New Video: Israeli Superstar Ninet Tayeb is Set to Take Over the World with Ass-Kicking Visuals for “Superstar”

With a relocation to Los Angeles and the forthcoming Stateside release of her fifth full-length release this fall, Tayeb hopes to become an international superstar — and with the aptly titled first single “Superstar” Tayeb may well be the next big thing. Although some have said that the Israeli-born singer/songwriter and actress seems to take cues from Yeah Yeah Yeahs’ Karen O., The Kills’ Allison Mossheart, sonically her sound reminds me quite a bit of Garbage — namely the self-titled debut and Version 2.0 — as the song is comprised of buzzing power chords, propulsive and thundering drumming, rousingly anthemic hooks and a towering self-assuredness that simply says “I’m here and I ain’t fucking around.”

The recently released music video directed by Yoni Ronn features Tayeb in action movie-like music video that features the singer/songwriter as a vengeance-seeking assassin, following her enemy through the streets of New York.

Perhaps best known as the keyboardist and guitarist of Twin Cabins, Los Angeles, CA-based multi-instrumentalist Drew Straus’s solo recording project Onsen recently released his full-length debut Earthquake Weather through Cosmic Dreamer Music. Straus’ solo project and debut effort was inspired by a major career change in which he went went from international police to music, a re-examination of sexuality and a relocation to another city — and as a result, the material captures an artist and a life in transition.

Straus’ latest single “My Own Advice” pairs shimmering and angular guitar chords, propulsive drumming and shimmering and ethereally atmospheric synths ad Straus’ plaintive falsetto in a song that Straus explains to the folks at Culture Collide is about “the end of first love.

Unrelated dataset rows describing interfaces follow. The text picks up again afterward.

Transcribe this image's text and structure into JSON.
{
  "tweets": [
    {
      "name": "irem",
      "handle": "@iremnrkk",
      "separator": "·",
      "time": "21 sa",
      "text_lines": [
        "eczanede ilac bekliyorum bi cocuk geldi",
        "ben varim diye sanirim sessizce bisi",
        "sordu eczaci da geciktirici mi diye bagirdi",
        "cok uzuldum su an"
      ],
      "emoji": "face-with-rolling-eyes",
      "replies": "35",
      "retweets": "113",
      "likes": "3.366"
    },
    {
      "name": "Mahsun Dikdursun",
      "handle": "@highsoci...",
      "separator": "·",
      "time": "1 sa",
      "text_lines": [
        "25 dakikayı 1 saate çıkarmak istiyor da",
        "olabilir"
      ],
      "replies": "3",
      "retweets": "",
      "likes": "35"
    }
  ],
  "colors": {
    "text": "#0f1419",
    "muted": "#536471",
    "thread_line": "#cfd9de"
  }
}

Written to myself from the perspective of the one I lost.” And as a result, the song possess a wistful “if I had known now what I had known then” vibe while the narrator also recognizes that the experience, despite the heartache, taught him something profound that he’ll take it on to his next relationship.

 

New Video: The Psychedelic Sounds and Visuals of Samiyam’s Collaboration with Earl Sweatshirt

Animals Have Feelings’ third and latest single is a shuffling and kaleidoscopic collaboration with Earl Sweatshirt “Mirror” that also features a surreal array of obscure 60s psych rock and 70s soul samples paired with boom-bap beats paired with Earl Sweatshirt dexterous inner and out rhymes — some dealing with issues of identity vs. how others perceive you and more.

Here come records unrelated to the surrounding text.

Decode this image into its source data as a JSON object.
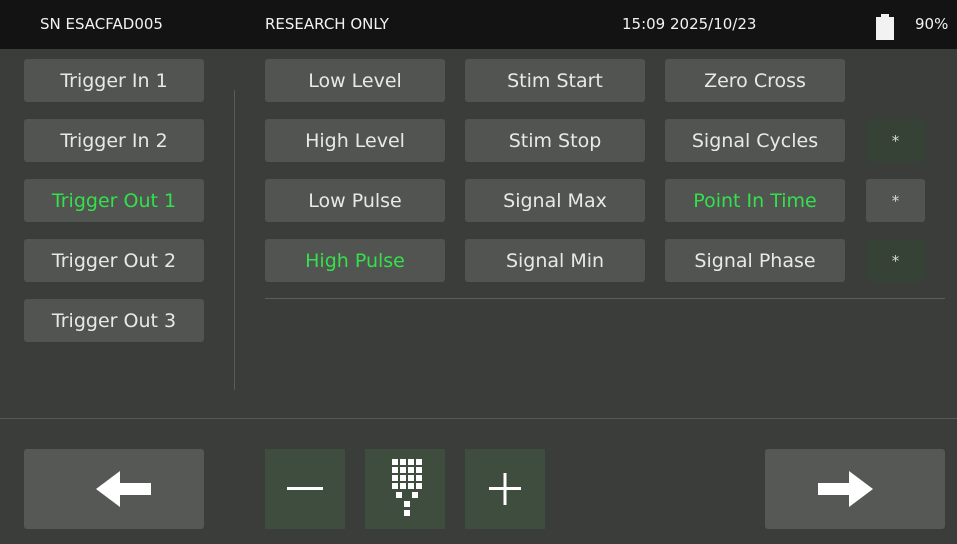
{
  "status": {
    "serial": "SN ESACFAD005",
    "mode": "RESEARCH ONLY",
    "datetime": "15:09 2025/10/23",
    "battery": "90%"
  },
  "triggers": [
    {
      "label": "Trigger In 1",
      "selected": false
    },
    {
      "label": "Trigger In 2",
      "selected": false
    },
    {
      "label": "Trigger Out 1",
      "selected": true
    },
    {
      "label": "Trigger Out 2",
      "selected": false
    },
    {
      "label": "Trigger Out 3",
      "selected": false
    }
  ],
  "options": {
    "col1": [
      "Low Level",
      "High Level",
      "Low Pulse",
      "High Pulse"
    ],
    "col2": [
      "Stim Start",
      "Stim Stop",
      "Signal Max",
      "Signal Min"
    ],
    "col3": [
      "Zero Cross",
      "Signal Cycles",
      "Point In Time",
      "Signal Phase"
    ],
    "selected": [
      "High Pulse",
      "Point In Time"
    ]
  },
  "stars": [
    "*",
    "*",
    "*"
  ],
  "icons": {
    "back": "left-arrow-icon",
    "minus": "minus-icon",
    "keypad": "keypad-icon",
    "plus": "plus-icon",
    "forward": "right-arrow-icon"
  },
  "colors": {
    "selected_text": "#33e14a",
    "button_bg": "#525452",
    "background": "#3b3d3b",
    "status_bg": "#131313"
  }
}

New Video: The 80s Horror Movie-Inspired Visuals for Zig Zags’ “Giving Up The Ghost”

With the release of their debut effort In The Red, Los Angeles, CA-based thrash punk trio Zig Zags –-comprised of Jed Maheu (guitar/vocals), Caleb Miller (bass/vocals), and Dane Arnold (drums) — quickly received attention for a blistering, face-melting, no-bullshit thrash metal/thrash punk aesthetic that sounds as though it owes a massive debt to early 80s Metallica, Slayer,Iron Maiden and others. Last month, I wrote about album single “The Sadist,”a single off the trio’s recently released Running Out of Red that helped to further cement the trio’s reputation for pairing scuzzy, face-melting, mosh-pit friendly power chords guitar pyrotechnics, propulsive drumming and shouted vocals. Unsurprisingly, the album’s latest single “Giving Up The Ghost” continues on the exact same vein as “The Sadist” — although the latest single manages to directly channel Kill ‘Em All and Ride the Lightning-era Metallica in such an uncanny way that the songs manages to sound as though it could have been released in 1983.

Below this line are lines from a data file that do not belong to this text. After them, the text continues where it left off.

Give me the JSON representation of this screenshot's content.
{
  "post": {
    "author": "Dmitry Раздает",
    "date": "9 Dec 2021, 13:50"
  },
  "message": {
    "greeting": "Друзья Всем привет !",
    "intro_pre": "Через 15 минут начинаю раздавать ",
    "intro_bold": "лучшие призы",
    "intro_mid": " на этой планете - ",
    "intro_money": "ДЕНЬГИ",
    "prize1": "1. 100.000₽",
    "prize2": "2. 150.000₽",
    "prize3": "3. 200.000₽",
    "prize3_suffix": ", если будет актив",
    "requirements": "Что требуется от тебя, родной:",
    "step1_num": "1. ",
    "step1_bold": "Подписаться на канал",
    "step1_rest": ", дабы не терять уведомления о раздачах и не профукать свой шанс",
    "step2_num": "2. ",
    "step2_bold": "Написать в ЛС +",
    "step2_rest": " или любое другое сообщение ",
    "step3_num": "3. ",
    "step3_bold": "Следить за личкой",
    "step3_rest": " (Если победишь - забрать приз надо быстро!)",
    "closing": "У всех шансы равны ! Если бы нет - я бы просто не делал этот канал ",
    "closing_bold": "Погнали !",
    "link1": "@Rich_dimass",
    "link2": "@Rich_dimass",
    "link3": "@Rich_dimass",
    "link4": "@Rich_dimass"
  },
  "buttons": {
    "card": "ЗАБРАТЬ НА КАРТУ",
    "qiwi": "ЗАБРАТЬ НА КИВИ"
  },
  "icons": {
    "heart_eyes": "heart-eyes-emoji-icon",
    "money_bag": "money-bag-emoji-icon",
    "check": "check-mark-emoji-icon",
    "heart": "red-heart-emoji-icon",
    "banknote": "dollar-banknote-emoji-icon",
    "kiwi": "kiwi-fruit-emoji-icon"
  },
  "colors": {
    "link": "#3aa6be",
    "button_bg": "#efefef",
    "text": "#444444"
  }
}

The recently released music video is deeply indebted to cheap 80s horror flicks as a denim vest wearing zombie stalks an adorable, little skateboarding badass, who narrowly escapes him — in true horror movie fashion.